┌─ Task inputs
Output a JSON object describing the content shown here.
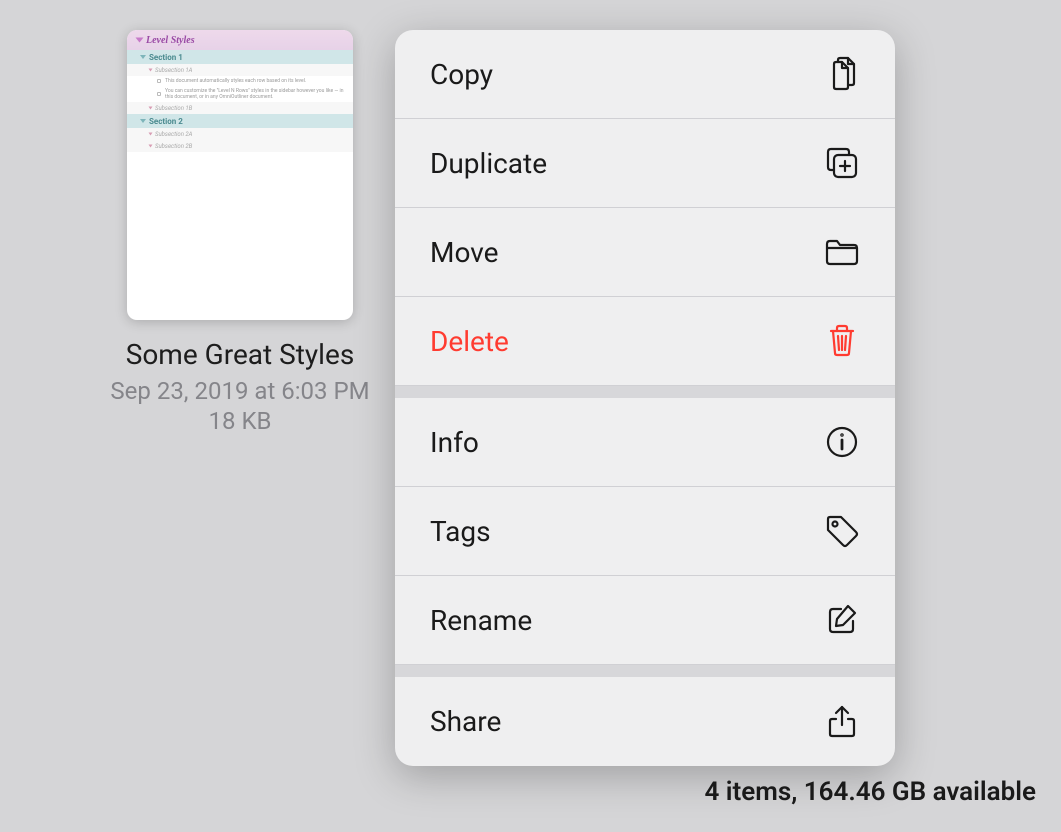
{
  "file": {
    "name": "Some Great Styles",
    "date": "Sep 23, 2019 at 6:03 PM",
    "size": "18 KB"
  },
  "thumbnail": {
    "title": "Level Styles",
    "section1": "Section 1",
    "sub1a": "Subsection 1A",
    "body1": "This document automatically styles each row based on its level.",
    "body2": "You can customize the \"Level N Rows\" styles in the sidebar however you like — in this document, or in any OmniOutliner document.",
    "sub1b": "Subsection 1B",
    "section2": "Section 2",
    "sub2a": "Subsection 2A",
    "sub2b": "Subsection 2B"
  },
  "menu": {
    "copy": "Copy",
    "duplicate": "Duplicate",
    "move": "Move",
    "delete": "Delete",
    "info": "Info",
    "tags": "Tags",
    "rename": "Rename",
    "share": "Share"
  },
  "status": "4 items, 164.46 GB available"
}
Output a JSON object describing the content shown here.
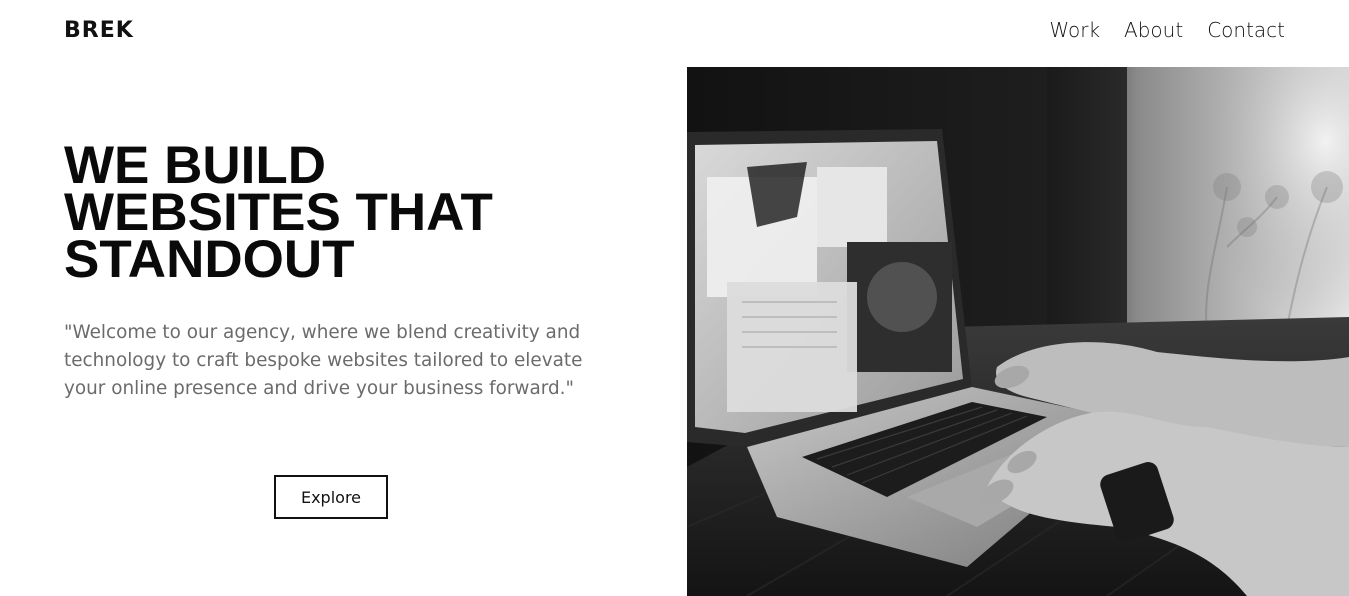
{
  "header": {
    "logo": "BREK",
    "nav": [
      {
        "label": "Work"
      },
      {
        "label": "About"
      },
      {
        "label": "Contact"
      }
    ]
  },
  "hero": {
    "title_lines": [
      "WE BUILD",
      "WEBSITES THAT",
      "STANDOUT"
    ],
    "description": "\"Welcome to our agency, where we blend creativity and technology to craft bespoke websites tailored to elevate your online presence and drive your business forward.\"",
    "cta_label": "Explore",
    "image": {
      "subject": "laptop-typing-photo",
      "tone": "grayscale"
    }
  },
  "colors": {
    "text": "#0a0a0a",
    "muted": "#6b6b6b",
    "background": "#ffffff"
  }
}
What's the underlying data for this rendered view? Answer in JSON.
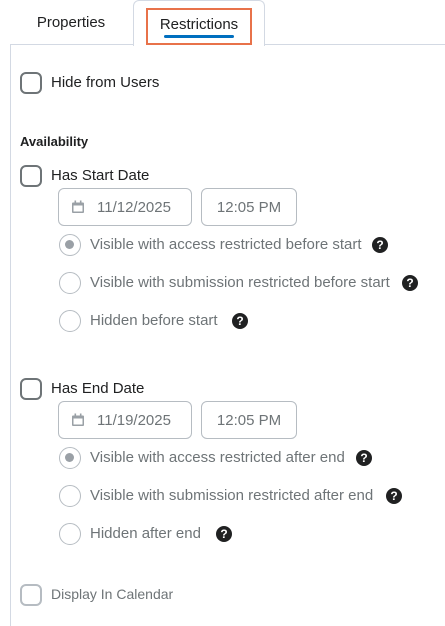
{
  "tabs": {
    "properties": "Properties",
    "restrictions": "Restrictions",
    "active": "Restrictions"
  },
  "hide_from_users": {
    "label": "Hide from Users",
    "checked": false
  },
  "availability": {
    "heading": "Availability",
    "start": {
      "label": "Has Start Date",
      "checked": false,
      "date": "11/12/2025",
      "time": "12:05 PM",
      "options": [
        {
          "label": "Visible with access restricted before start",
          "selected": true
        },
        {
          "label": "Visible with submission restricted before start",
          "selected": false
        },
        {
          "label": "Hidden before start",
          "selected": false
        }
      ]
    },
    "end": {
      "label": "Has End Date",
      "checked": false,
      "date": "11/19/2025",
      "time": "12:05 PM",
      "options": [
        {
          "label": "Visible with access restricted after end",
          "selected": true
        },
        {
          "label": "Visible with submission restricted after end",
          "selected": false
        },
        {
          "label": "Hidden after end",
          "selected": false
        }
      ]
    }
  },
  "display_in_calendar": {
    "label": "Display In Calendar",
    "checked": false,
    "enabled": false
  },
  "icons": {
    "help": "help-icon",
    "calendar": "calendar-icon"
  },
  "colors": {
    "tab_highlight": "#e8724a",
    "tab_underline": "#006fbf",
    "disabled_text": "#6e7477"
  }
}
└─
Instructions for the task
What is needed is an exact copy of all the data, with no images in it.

Your solution
Output a JSON object describing the content shown here.
{
  "file": {
    "name": "Some Great Styles",
    "date": "Sep 23, 2019 at 6:03 PM",
    "size": "18 KB"
  },
  "thumbnail": {
    "title": "Level Styles",
    "section1": "Section 1",
    "sub1a": "Subsection 1A",
    "body1": "This document automatically styles each row based on its level.",
    "body2": "You can customize the \"Level N Rows\" styles in the sidebar however you like — in this document, or in any OmniOutliner document.",
    "sub1b": "Subsection 1B",
    "section2": "Section 2",
    "sub2a": "Subsection 2A",
    "sub2b": "Subsection 2B"
  },
  "menu": {
    "copy": "Copy",
    "duplicate": "Duplicate",
    "move": "Move",
    "delete": "Delete",
    "info": "Info",
    "tags": "Tags",
    "rename": "Rename",
    "share": "Share"
  },
  "status": "4 items, 164.46 GB available"
}
Output a JSON object describing the content shown here.
{
  "header": {
    "logo": "BREK",
    "nav": [
      {
        "label": "Work"
      },
      {
        "label": "About"
      },
      {
        "label": "Contact"
      }
    ]
  },
  "hero": {
    "title_lines": [
      "WE BUILD",
      "WEBSITES THAT",
      "STANDOUT"
    ],
    "description": "\"Welcome to our agency, where we blend creativity and technology to craft bespoke websites tailored to elevate your online presence and drive your business forward.\"",
    "cta_label": "Explore",
    "image": {
      "subject": "laptop-typing-photo",
      "tone": "grayscale"
    }
  },
  "colors": {
    "text": "#0a0a0a",
    "muted": "#6b6b6b",
    "background": "#ffffff"
  }
}
What's the underlying data for this rendered view? Answer in JSON.
{
  "tabs": {
    "properties": "Properties",
    "restrictions": "Restrictions",
    "active": "Restrictions"
  },
  "hide_from_users": {
    "label": "Hide from Users",
    "checked": false
  },
  "availability": {
    "heading": "Availability",
    "start": {
      "label": "Has Start Date",
      "checked": false,
      "date": "11/12/2025",
      "time": "12:05 PM",
      "options": [
        {
          "label": "Visible with access restricted before start",
          "selected": true
        },
        {
          "label": "Visible with submission restricted before start",
          "selected": false
        },
        {
          "label": "Hidden before start",
          "selected": false
        }
      ]
    },
    "end": {
      "label": "Has End Date",
      "checked": false,
      "date": "11/19/2025",
      "time": "12:05 PM",
      "options": [
        {
          "label": "Visible with access restricted after end",
          "selected": true
        },
        {
          "label": "Visible with submission restricted after end",
          "selected": false
        },
        {
          "label": "Hidden after end",
          "selected": false
        }
      ]
    }
  },
  "display_in_calendar": {
    "label": "Display In Calendar",
    "checked": false,
    "enabled": false
  },
  "icons": {
    "help": "help-icon",
    "calendar": "calendar-icon"
  },
  "colors": {
    "tab_highlight": "#e8724a",
    "tab_underline": "#006fbf",
    "disabled_text": "#6e7477"
  }
}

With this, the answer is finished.